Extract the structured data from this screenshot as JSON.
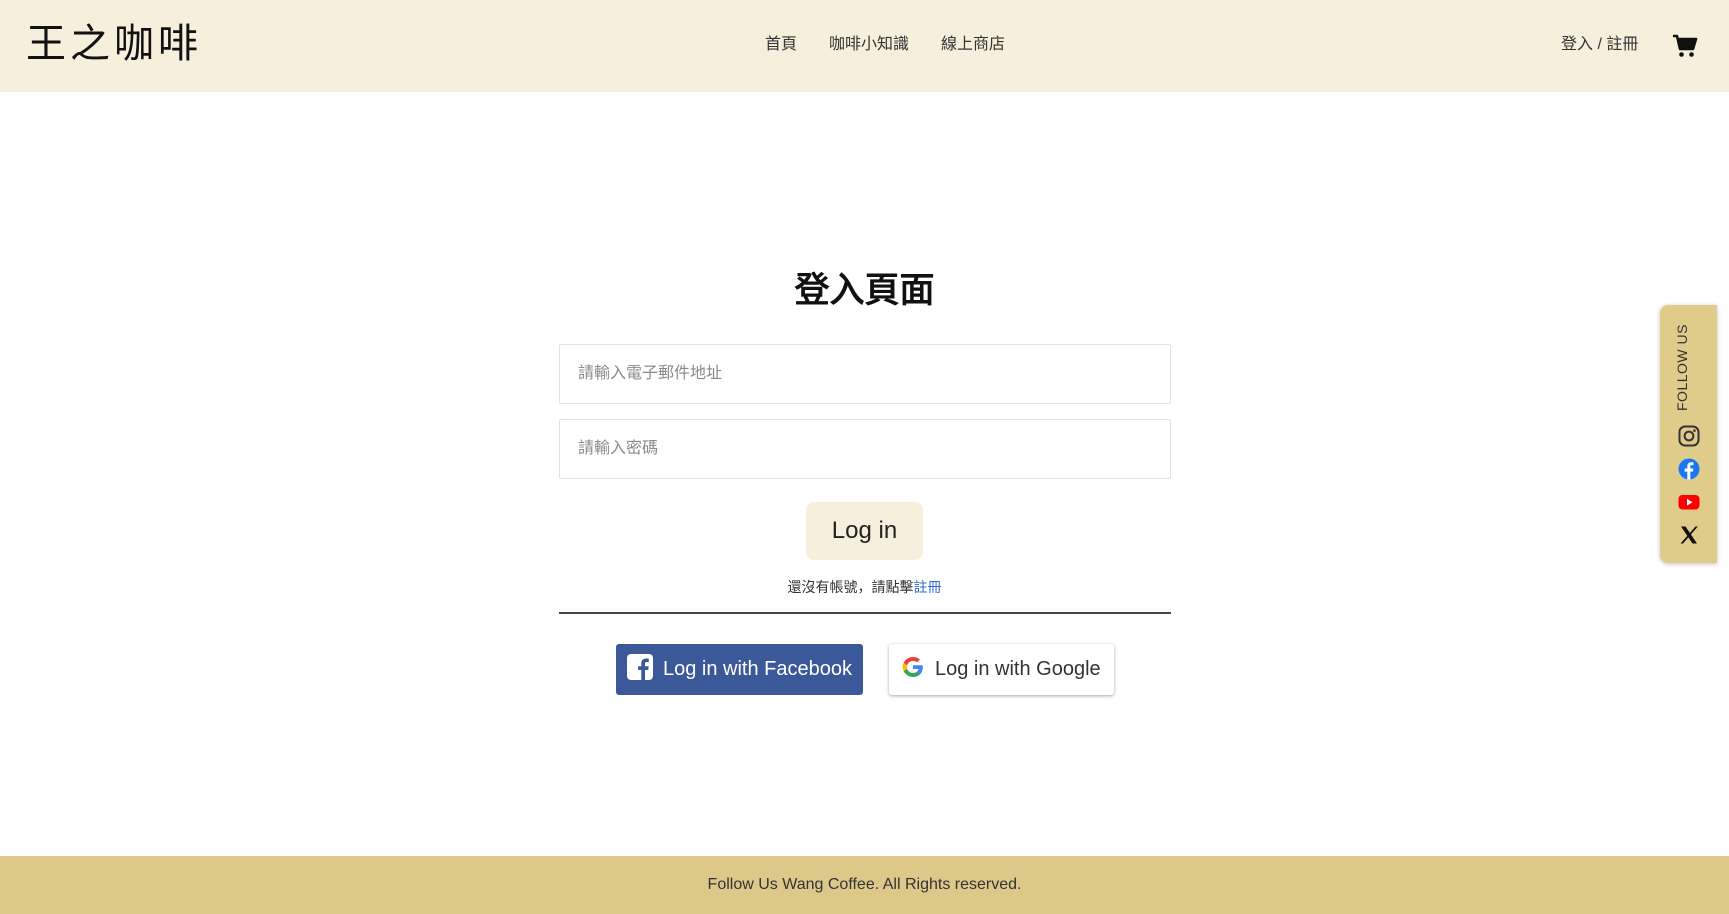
{
  "header": {
    "logo": "王之咖啡",
    "nav": [
      {
        "label": "首頁"
      },
      {
        "label": "咖啡小知識"
      },
      {
        "label": "線上商店"
      }
    ],
    "auth_link": "登入 / 註冊",
    "cart_icon": "cart-icon"
  },
  "login": {
    "title": "登入頁面",
    "email_placeholder": "請輸入電子郵件地址",
    "password_placeholder": "請輸入密碼",
    "submit_label": "Log in",
    "register_prompt": "還沒有帳號，請點擊",
    "register_link": "註冊",
    "facebook_label": "Log in with Facebook",
    "google_label": "Log in with Google"
  },
  "social": {
    "label": "FOLLOW US",
    "icons": [
      "instagram-icon",
      "facebook-icon",
      "youtube-icon",
      "x-icon"
    ]
  },
  "footer": {
    "text": "Follow Us Wang Coffee. All Rights reserved."
  },
  "colors": {
    "header_bg": "#f6efdc",
    "footer_bg": "#dcc98a",
    "facebook_blue": "#3b5998",
    "link_blue": "#2f6ad0"
  }
}
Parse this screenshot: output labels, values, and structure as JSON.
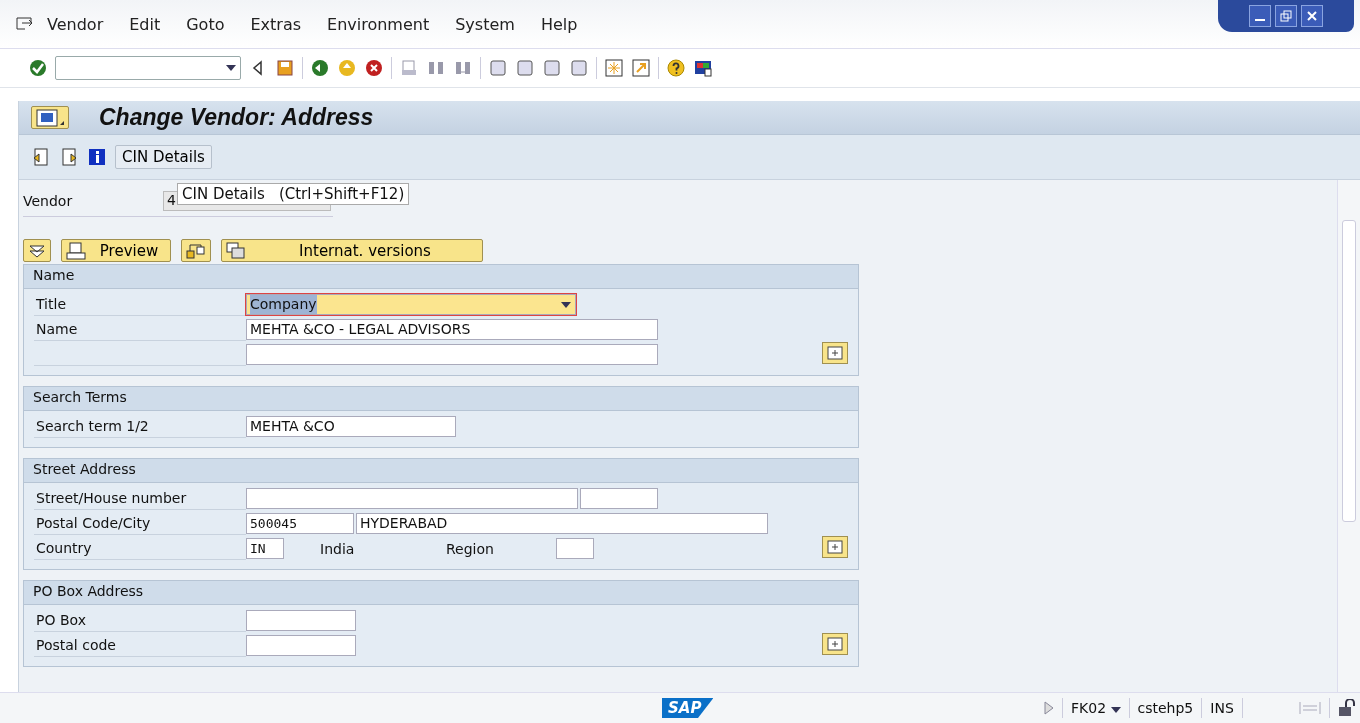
{
  "menu": [
    "Vendor",
    "Edit",
    "Goto",
    "Extras",
    "Environment",
    "System",
    "Help"
  ],
  "title": "Change Vendor: Address",
  "app_toolbar": {
    "button": "CIN Details"
  },
  "tooltip": {
    "text": "CIN Details",
    "shortcut": "(Ctrl+Shift+F12)"
  },
  "vendor": {
    "label": "Vendor",
    "value": "4"
  },
  "buttons": {
    "preview": "Preview",
    "versions": "Internat. versions"
  },
  "name_group": {
    "title": "Name",
    "title_label": "Title",
    "title_value": "Company",
    "name_label": "Name",
    "name_value": "MEHTA &CO - LEGAL ADVISORS"
  },
  "search_group": {
    "title": "Search Terms",
    "label": "Search term 1/2",
    "value": "MEHTA &CO"
  },
  "street_group": {
    "title": "Street Address",
    "street_label": "Street/House number",
    "postal_label": "Postal Code/City",
    "postal_code": "500045",
    "city": "HYDERABAD",
    "country_label": "Country",
    "country_code": "IN",
    "country_name": "India",
    "region_label": "Region"
  },
  "po_group": {
    "title": "PO Box Address",
    "po_box_label": "PO Box",
    "postal_label": "Postal code"
  },
  "status_bar": {
    "logo": "SAP",
    "transaction": "FK02",
    "server": "cstehp5",
    "mode": "INS"
  }
}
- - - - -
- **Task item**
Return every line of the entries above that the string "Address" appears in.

- **Answer section**
  "title": "Change Vendor: Address",
    "title": "Street Address",
    "title": "PO Box Address",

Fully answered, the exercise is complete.